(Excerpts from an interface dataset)
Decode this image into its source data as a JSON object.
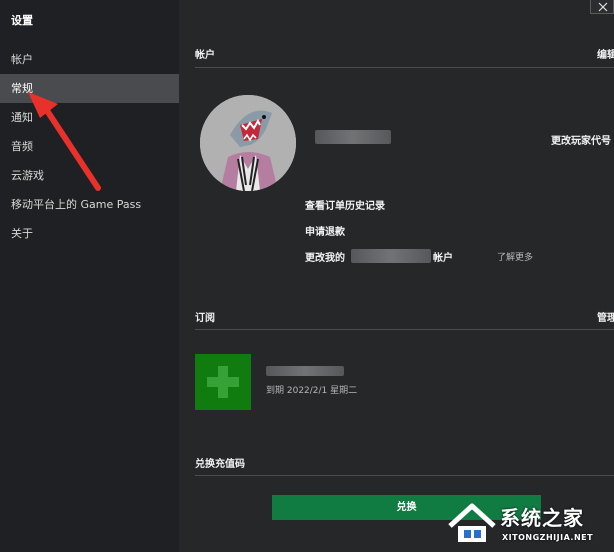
{
  "sidebar": {
    "title": "设置",
    "items": [
      {
        "label": "帐户",
        "active": false
      },
      {
        "label": "常规",
        "active": true
      },
      {
        "label": "通知",
        "active": false
      },
      {
        "label": "音频",
        "active": false
      },
      {
        "label": "云游戏",
        "active": false
      },
      {
        "label": "移动平台上的 Game Pass",
        "active": false
      },
      {
        "label": "关于",
        "active": false
      }
    ]
  },
  "account": {
    "title": "帐户",
    "edit_label": "编辑",
    "change_gamertag_label": "更改玩家代号",
    "order_history_label": "查看订单历史记录",
    "refund_label": "申请退款",
    "change_account_prefix": "更改我的",
    "change_account_suffix": "帐户",
    "learn_more_label": "了解更多"
  },
  "subscription": {
    "title": "订阅",
    "manage_label": "管理",
    "date_text": "到期 2022/2/1 星期二"
  },
  "redeem": {
    "title": "兑换充值码",
    "button_label": "兑换"
  },
  "watermark": {
    "brand": "系统之家",
    "site": "XITONGZHIJIA.NET"
  },
  "colors": {
    "sidebar_bg": "#1f2023",
    "main_bg": "#262729",
    "active_item": "#4a4b4e",
    "xbox_green": "#107c10",
    "button_green": "#107c41",
    "annotation_red": "#e8312a"
  },
  "icons": {
    "close": "close-icon",
    "game_pass": "game-pass-icon",
    "avatar": "shark-avatar"
  }
}
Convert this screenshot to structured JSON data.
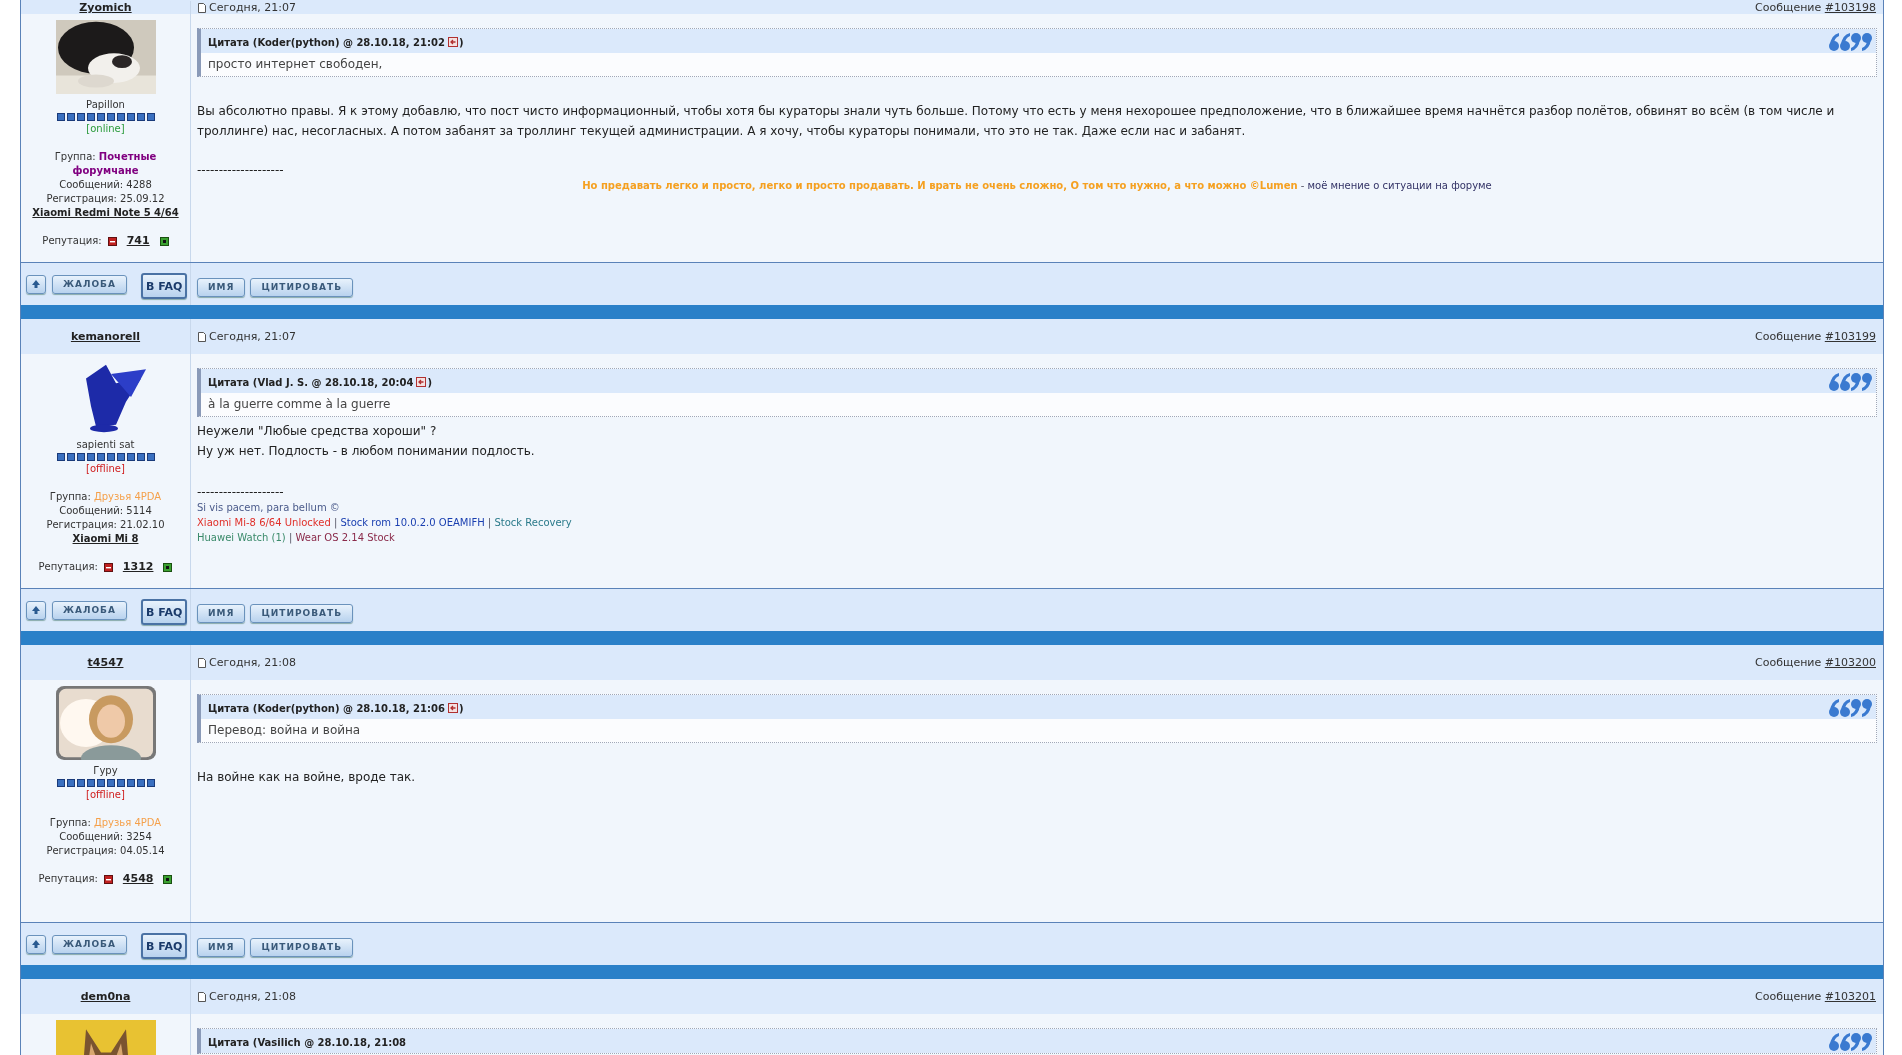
{
  "posts": [
    {
      "author": "Zyomich",
      "time": "Сегодня, 21:07",
      "number_label": "Сообщение",
      "number": "#103198",
      "avatar": {
        "kind": "picture"
      },
      "rank": "Papillon",
      "status": "[online]",
      "online": true,
      "group_label": "Группа:",
      "group": {
        "name": "Почетные форумчане",
        "color": "#800080"
      },
      "messages": "Сообщений: 4288",
      "registration": "Регистрация: 25.09.12",
      "device": "Xiaomi Redmi Note 5 4/64",
      "reputation_label": "Репутация:",
      "reputation": "741",
      "quote": {
        "header": "Цитата (Koder(python) @ 28.10.18, 21:02",
        "close": ")",
        "text": "просто интернет свободен,"
      },
      "body": [
        "Вы абсолютно правы. Я к этому добавлю, что пост чисто информационный, чтобы хотя бы кураторы знали чуть больше. Потому что есть у меня нехорошее предположение, что в ближайшее время начнётся разбор полётов, обвинят во всём (в том числе и троллинге) нас, несогласных. А потом забанят за троллинг текущей администрации. А я хочу, чтобы кураторы понимали, что это не так. Даже если нас и забанят."
      ],
      "signature": {
        "rule": "--------------------",
        "centered": true,
        "lines": [
          [
            {
              "text": "Но предавать легко и просто, легко и просто продавать. И врать не очень сложно, О том что нужно, а что можно ©Lumen",
              "color": "#f5a020",
              "bold": true
            },
            {
              "text": " - ",
              "bold": false
            },
            {
              "text": "моё мнение о ситуации на форуме",
              "color": "#333366",
              "bold": false
            }
          ]
        ]
      },
      "buttons": {
        "report": "ЖАЛОБА",
        "faq": "В FAQ",
        "name": "ИМЯ",
        "quote": "ЦИТИРОВАТЬ"
      }
    },
    {
      "author": "kemanorell",
      "time": "Сегодня, 21:07",
      "number_label": "Сообщение",
      "number": "#103199",
      "avatar": {
        "kind": "picture"
      },
      "rank": "sapienti sat",
      "status": "[offline]",
      "online": false,
      "group_label": "Группа:",
      "group": {
        "name": "Друзья 4PDA",
        "color": "#f5a04a"
      },
      "messages": "Сообщений: 5114",
      "registration": "Регистрация: 21.02.10",
      "device": "Xiaomi Mi 8",
      "reputation_label": "Репутация:",
      "reputation": "1312",
      "quote": {
        "header": "Цитата (Vlad J. S. @ 28.10.18, 20:04",
        "close": ")",
        "text": "à la guerre comme à la guerre"
      },
      "body": [
        "Неужели \"Любые средства хороши\" ?",
        "Ну уж нет. Подлость - в любом понимании подлость."
      ],
      "signature": {
        "rule": "--------------------",
        "centered": false,
        "lines": [
          [
            {
              "text": "Si vis pacem, para bellum ©",
              "color": "#4a5a8a",
              "bold": false
            }
          ],
          [
            {
              "text": "Xiaomi Mi-8 6/64 Unlocked",
              "color": "#e0302a",
              "bold": false
            },
            {
              "text": " | ",
              "bold": false
            },
            {
              "text": "Stock rom 10.0.2.0 OEAMIFH",
              "color": "#1a3fb0",
              "bold": false
            },
            {
              "text": " | ",
              "bold": false
            },
            {
              "text": "Stock Recovery",
              "color": "#2a7a8a",
              "bold": false
            }
          ],
          [
            {
              "text": "Huawei Watch (1)",
              "color": "#3a8a6a",
              "bold": false
            },
            {
              "text": " | ",
              "bold": false
            },
            {
              "text": "Wear OS 2.14 Stock",
              "color": "#8a2a4a",
              "bold": false
            }
          ]
        ]
      },
      "buttons": {
        "report": "ЖАЛОБА",
        "faq": "В FAQ",
        "name": "ИМЯ",
        "quote": "ЦИТИРОВАТЬ"
      }
    },
    {
      "author": "t4547",
      "time": "Сегодня, 21:08",
      "number_label": "Сообщение",
      "number": "#103200",
      "avatar": {
        "kind": "picture"
      },
      "rank": "Гуру",
      "status": "[offline]",
      "online": false,
      "group_label": "Группа:",
      "group": {
        "name": "Друзья 4PDA",
        "color": "#f5a04a"
      },
      "messages": "Сообщений: 3254",
      "registration": "Регистрация: 04.05.14",
      "reputation_label": "Репутация:",
      "reputation": "4548",
      "quote": {
        "header": "Цитата (Koder(python) @ 28.10.18, 21:06",
        "close": ")",
        "text": "Перевод: война и война"
      },
      "body": [
        "На войне как на войне, вроде так."
      ],
      "buttons": {
        "report": "ЖАЛОБА",
        "faq": "В FAQ",
        "name": "ИМЯ",
        "quote": "ЦИТИРОВАТЬ"
      }
    },
    {
      "author": "dem0na",
      "time": "Сегодня, 21:08",
      "number_label": "Сообщение",
      "number": "#103201",
      "avatar": {
        "kind": "picture"
      },
      "quote": {
        "header": "Цитата (Vasilich @ 28.10.18, 21:08"
      }
    }
  ]
}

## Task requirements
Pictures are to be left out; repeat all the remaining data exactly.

## Reply to the exercise
Decode this image into its source data as a JSON object.
{
  "sidebar": {
    "title": "设置",
    "items": [
      {
        "label": "帐户",
        "active": false
      },
      {
        "label": "常规",
        "active": true
      },
      {
        "label": "通知",
        "active": false
      },
      {
        "label": "音频",
        "active": false
      },
      {
        "label": "云游戏",
        "active": false
      },
      {
        "label": "移动平台上的 Game Pass",
        "active": false
      },
      {
        "label": "关于",
        "active": false
      }
    ]
  },
  "account": {
    "title": "帐户",
    "edit_label": "编辑",
    "change_gamertag_label": "更改玩家代号",
    "order_history_label": "查看订单历史记录",
    "refund_label": "申请退款",
    "change_account_prefix": "更改我的",
    "change_account_suffix": "帐户",
    "learn_more_label": "了解更多"
  },
  "subscription": {
    "title": "订阅",
    "manage_label": "管理",
    "date_text": "到期 2022/2/1 星期二"
  },
  "redeem": {
    "title": "兑换充值码",
    "button_label": "兑换"
  },
  "watermark": {
    "brand": "系统之家",
    "site": "XITONGZHIJIA.NET"
  },
  "colors": {
    "sidebar_bg": "#1f2023",
    "main_bg": "#262729",
    "active_item": "#4a4b4e",
    "xbox_green": "#107c10",
    "button_green": "#107c41",
    "annotation_red": "#e8312a"
  },
  "icons": {
    "close": "close-icon",
    "game_pass": "game-pass-icon",
    "avatar": "shark-avatar"
  }
}
Convert this screenshot to structured JSON data.
{
  "posts": [
    {
      "author": "Zyomich",
      "time": "Сегодня, 21:07",
      "number_label": "Сообщение",
      "number": "#103198",
      "avatar": {
        "kind": "picture"
      },
      "rank": "Papillon",
      "status": "[online]",
      "online": true,
      "group_label": "Группа:",
      "group": {
        "name": "Почетные форумчане",
        "color": "#800080"
      },
      "messages": "Сообщений: 4288",
      "registration": "Регистрация: 25.09.12",
      "device": "Xiaomi Redmi Note 5 4/64",
      "reputation_label": "Репутация:",
      "reputation": "741",
      "quote": {
        "header": "Цитата (Koder(python) @ 28.10.18, 21:02",
        "close": ")",
        "text": "просто интернет свободен,"
      },
      "body": [
        "Вы абсолютно правы. Я к этому добавлю, что пост чисто информационный, чтобы хотя бы кураторы знали чуть больше. Потому что есть у меня нехорошее предположение, что в ближайшее время начнётся разбор полётов, обвинят во всём (в том числе и троллинге) нас, несогласных. А потом забанят за троллинг текущей администрации. А я хочу, чтобы кураторы понимали, что это не так. Даже если нас и забанят."
      ],
      "signature": {
        "rule": "--------------------",
        "centered": true,
        "lines": [
          [
            {
              "text": "Но предавать легко и просто, легко и просто продавать. И врать не очень сложно, О том что нужно, а что можно ©Lumen",
              "color": "#f5a020",
              "bold": true
            },
            {
              "text": " - ",
              "bold": false
            },
            {
              "text": "моё мнение о ситуации на форуме",
              "color": "#333366",
              "bold": false
            }
          ]
        ]
      },
      "buttons": {
        "report": "ЖАЛОБА",
        "faq": "В FAQ",
        "name": "ИМЯ",
        "quote": "ЦИТИРОВАТЬ"
      }
    },
    {
      "author": "kemanorell",
      "time": "Сегодня, 21:07",
      "number_label": "Сообщение",
      "number": "#103199",
      "avatar": {
        "kind": "picture"
      },
      "rank": "sapienti sat",
      "status": "[offline]",
      "online": false,
      "group_label": "Группа:",
      "group": {
        "name": "Друзья 4PDA",
        "color": "#f5a04a"
      },
      "messages": "Сообщений: 5114",
      "registration": "Регистрация: 21.02.10",
      "device": "Xiaomi Mi 8",
      "reputation_label": "Репутация:",
      "reputation": "1312",
      "quote": {
        "header": "Цитата (Vlad J. S. @ 28.10.18, 20:04",
        "close": ")",
        "text": "à la guerre comme à la guerre"
      },
      "body": [
        "Неужели \"Любые средства хороши\" ?",
        "Ну уж нет. Подлость - в любом понимании подлость."
      ],
      "signature": {
        "rule": "--------------------",
        "centered": false,
        "lines": [
          [
            {
              "text": "Si vis pacem, para bellum ©",
              "color": "#4a5a8a",
              "bold": false
            }
          ],
          [
            {
              "text": "Xiaomi Mi-8 6/64 Unlocked",
              "color": "#e0302a",
              "bold": false
            },
            {
              "text": " | ",
              "bold": false
            },
            {
              "text": "Stock rom 10.0.2.0 OEAMIFH",
              "color": "#1a3fb0",
              "bold": false
            },
            {
              "text": " | ",
              "bold": false
            },
            {
              "text": "Stock Recovery",
              "color": "#2a7a8a",
              "bold": false
            }
          ],
          [
            {
              "text": "Huawei Watch (1)",
              "color": "#3a8a6a",
              "bold": false
            },
            {
              "text": " | ",
              "bold": false
            },
            {
              "text": "Wear OS 2.14 Stock",
              "color": "#8a2a4a",
              "bold": false
            }
          ]
        ]
      },
      "buttons": {
        "report": "ЖАЛОБА",
        "faq": "В FAQ",
        "name": "ИМЯ",
        "quote": "ЦИТИРОВАТЬ"
      }
    },
    {
      "author": "t4547",
      "time": "Сегодня, 21:08",
      "number_label": "Сообщение",
      "number": "#103200",
      "avatar": {
        "kind": "picture"
      },
      "rank": "Гуру",
      "status": "[offline]",
      "online": false,
      "group_label": "Группа:",
      "group": {
        "name": "Друзья 4PDA",
        "color": "#f5a04a"
      },
      "messages": "Сообщений: 3254",
      "registration": "Регистрация: 04.05.14",
      "reputation_label": "Репутация:",
      "reputation": "4548",
      "quote": {
        "header": "Цитата (Koder(python) @ 28.10.18, 21:06",
        "close": ")",
        "text": "Перевод: война и война"
      },
      "body": [
        "На войне как на войне, вроде так."
      ],
      "buttons": {
        "report": "ЖАЛОБА",
        "faq": "В FAQ",
        "name": "ИМЯ",
        "quote": "ЦИТИРОВАТЬ"
      }
    },
    {
      "author": "dem0na",
      "time": "Сегодня, 21:08",
      "number_label": "Сообщение",
      "number": "#103201",
      "avatar": {
        "kind": "picture"
      },
      "quote": {
        "header": "Цитата (Vasilich @ 28.10.18, 21:08"
      }
    }
  ]
}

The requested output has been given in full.